Task instructions: Print out the complete set of records below, exactly as they read.

[Excerpts from an interface dataset]

++++++

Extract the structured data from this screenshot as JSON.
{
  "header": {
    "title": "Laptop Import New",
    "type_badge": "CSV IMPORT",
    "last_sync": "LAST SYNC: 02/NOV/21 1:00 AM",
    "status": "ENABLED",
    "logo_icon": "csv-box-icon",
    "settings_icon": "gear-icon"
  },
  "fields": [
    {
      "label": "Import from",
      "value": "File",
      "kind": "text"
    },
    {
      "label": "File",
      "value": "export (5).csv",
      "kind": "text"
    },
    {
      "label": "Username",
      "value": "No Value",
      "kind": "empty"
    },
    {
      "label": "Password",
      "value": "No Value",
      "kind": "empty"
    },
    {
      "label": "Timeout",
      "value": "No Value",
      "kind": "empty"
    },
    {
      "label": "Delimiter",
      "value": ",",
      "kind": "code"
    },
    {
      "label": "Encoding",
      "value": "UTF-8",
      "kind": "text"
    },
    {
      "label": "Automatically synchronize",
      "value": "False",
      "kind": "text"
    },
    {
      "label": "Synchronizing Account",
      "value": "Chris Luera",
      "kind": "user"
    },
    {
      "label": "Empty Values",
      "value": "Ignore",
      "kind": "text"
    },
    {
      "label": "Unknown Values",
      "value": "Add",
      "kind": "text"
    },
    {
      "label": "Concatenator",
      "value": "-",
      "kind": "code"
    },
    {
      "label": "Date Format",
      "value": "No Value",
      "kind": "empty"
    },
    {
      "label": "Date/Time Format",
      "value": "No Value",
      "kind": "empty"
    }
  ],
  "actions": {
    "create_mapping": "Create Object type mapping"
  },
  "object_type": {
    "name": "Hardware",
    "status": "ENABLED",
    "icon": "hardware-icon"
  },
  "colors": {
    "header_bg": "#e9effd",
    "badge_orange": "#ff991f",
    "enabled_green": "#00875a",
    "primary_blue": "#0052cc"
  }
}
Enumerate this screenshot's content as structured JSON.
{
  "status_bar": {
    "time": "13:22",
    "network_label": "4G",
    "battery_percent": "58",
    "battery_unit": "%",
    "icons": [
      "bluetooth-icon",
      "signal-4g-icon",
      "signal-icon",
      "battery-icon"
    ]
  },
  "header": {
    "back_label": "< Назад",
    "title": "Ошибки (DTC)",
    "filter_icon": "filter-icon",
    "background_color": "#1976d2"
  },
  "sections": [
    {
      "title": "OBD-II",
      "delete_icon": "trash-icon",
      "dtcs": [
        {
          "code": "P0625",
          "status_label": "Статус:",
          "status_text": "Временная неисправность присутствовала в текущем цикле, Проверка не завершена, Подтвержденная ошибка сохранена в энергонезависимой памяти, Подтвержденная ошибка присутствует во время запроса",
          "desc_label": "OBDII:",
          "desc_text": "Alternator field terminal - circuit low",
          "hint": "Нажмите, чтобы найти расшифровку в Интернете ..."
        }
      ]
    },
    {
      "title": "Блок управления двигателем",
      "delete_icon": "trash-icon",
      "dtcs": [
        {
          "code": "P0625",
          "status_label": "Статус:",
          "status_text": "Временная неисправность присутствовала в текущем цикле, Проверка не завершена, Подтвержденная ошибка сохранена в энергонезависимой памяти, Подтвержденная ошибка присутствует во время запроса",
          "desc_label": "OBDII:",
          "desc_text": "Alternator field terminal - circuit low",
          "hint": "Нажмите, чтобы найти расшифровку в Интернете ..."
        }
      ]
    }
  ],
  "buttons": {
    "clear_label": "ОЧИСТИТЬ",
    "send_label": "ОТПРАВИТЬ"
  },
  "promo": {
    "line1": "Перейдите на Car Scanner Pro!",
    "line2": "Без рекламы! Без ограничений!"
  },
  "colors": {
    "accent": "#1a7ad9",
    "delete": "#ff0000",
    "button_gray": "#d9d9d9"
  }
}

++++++

Result for this exercise:
Extract the structured data from this screenshot as JSON.
{
  "header": {
    "title": "Laptop Import New",
    "type_badge": "CSV IMPORT",
    "last_sync": "LAST SYNC: 02/NOV/21 1:00 AM",
    "status": "ENABLED",
    "logo_icon": "csv-box-icon",
    "settings_icon": "gear-icon"
  },
  "fields": [
    {
      "label": "Import from",
      "value": "File",
      "kind": "text"
    },
    {
      "label": "File",
      "value": "export (5).csv",
      "kind": "text"
    },
    {
      "label": "Username",
      "value": "No Value",
      "kind": "empty"
    },
    {
      "label": "Password",
      "value": "No Value",
      "kind": "empty"
    },
    {
      "label": "Timeout",
      "value": "No Value",
      "kind": "empty"
    },
    {
      "label": "Delimiter",
      "value": ",",
      "kind": "code"
    },
    {
      "label": "Encoding",
      "value": "UTF-8",
      "kind": "text"
    },
    {
      "label": "Automatically synchronize",
      "value": "False",
      "kind": "text"
    },
    {
      "label": "Synchronizing Account",
      "value": "Chris Luera",
      "kind": "user"
    },
    {
      "label": "Empty Values",
      "value": "Ignore",
      "kind": "text"
    },
    {
      "label": "Unknown Values",
      "value": "Add",
      "kind": "text"
    },
    {
      "label": "Concatenator",
      "value": "-",
      "kind": "code"
    },
    {
      "label": "Date Format",
      "value": "No Value",
      "kind": "empty"
    },
    {
      "label": "Date/Time Format",
      "value": "No Value",
      "kind": "empty"
    }
  ],
  "actions": {
    "create_mapping": "Create Object type mapping"
  },
  "object_type": {
    "name": "Hardware",
    "status": "ENABLED",
    "icon": "hardware-icon"
  },
  "colors": {
    "header_bg": "#e9effd",
    "badge_orange": "#ff991f",
    "enabled_green": "#00875a",
    "primary_blue": "#0052cc"
  }
}
Enumerate this screenshot's content as structured JSON.
{
  "status_bar": {
    "time": "13:22",
    "network_label": "4G",
    "battery_percent": "58",
    "battery_unit": "%",
    "icons": [
      "bluetooth-icon",
      "signal-4g-icon",
      "signal-icon",
      "battery-icon"
    ]
  },
  "header": {
    "back_label": "< Назад",
    "title": "Ошибки (DTC)",
    "filter_icon": "filter-icon",
    "background_color": "#1976d2"
  },
  "sections": [
    {
      "title": "OBD-II",
      "delete_icon": "trash-icon",
      "dtcs": [
        {
          "code": "P0625",
          "status_label": "Статус:",
          "status_text": "Временная неисправность присутствовала в текущем цикле, Проверка не завершена, Подтвержденная ошибка сохранена в энергонезависимой памяти, Подтвержденная ошибка присутствует во время запроса",
          "desc_label": "OBDII:",
          "desc_text": "Alternator field terminal - circuit low",
          "hint": "Нажмите, чтобы найти расшифровку в Интернете ..."
        }
      ]
    },
    {
      "title": "Блок управления двигателем",
      "delete_icon": "trash-icon",
      "dtcs": [
        {
          "code": "P0625",
          "status_label": "Статус:",
          "status_text": "Временная неисправность присутствовала в текущем цикле, Проверка не завершена, Подтвержденная ошибка сохранена в энергонезависимой памяти, Подтвержденная ошибка присутствует во время запроса",
          "desc_label": "OBDII:",
          "desc_text": "Alternator field terminal - circuit low",
          "hint": "Нажмите, чтобы найти расшифровку в Интернете ..."
        }
      ]
    }
  ],
  "buttons": {
    "clear_label": "ОЧИСТИТЬ",
    "send_label": "ОТПРАВИТЬ"
  },
  "promo": {
    "line1": "Перейдите на Car Scanner Pro!",
    "line2": "Без рекламы! Без ограничений!"
  },
  "colors": {
    "accent": "#1a7ad9",
    "delete": "#ff0000",
    "button_gray": "#d9d9d9"
  }
}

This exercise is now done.